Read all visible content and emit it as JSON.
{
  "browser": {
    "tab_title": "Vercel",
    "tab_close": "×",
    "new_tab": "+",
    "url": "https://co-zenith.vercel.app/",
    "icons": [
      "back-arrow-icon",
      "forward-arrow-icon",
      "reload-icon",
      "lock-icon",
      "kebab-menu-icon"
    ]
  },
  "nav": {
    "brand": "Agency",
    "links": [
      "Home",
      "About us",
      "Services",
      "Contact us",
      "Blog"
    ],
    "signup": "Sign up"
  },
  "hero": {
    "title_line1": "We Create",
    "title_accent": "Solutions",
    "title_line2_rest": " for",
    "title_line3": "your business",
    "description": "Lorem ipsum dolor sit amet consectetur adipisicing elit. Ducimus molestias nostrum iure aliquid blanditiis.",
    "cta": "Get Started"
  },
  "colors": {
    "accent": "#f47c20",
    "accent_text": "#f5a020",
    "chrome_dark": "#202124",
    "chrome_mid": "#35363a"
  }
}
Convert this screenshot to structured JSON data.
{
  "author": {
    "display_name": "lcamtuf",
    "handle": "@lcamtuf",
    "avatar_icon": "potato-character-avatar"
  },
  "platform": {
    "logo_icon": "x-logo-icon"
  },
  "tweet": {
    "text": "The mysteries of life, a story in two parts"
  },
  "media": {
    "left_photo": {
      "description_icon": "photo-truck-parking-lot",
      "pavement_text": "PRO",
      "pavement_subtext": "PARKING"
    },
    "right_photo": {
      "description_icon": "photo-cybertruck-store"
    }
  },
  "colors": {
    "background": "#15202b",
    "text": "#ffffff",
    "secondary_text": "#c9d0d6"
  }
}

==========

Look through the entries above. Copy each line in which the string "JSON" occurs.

Read all visible content and emit it as JSON.
Convert this screenshot to structured JSON data.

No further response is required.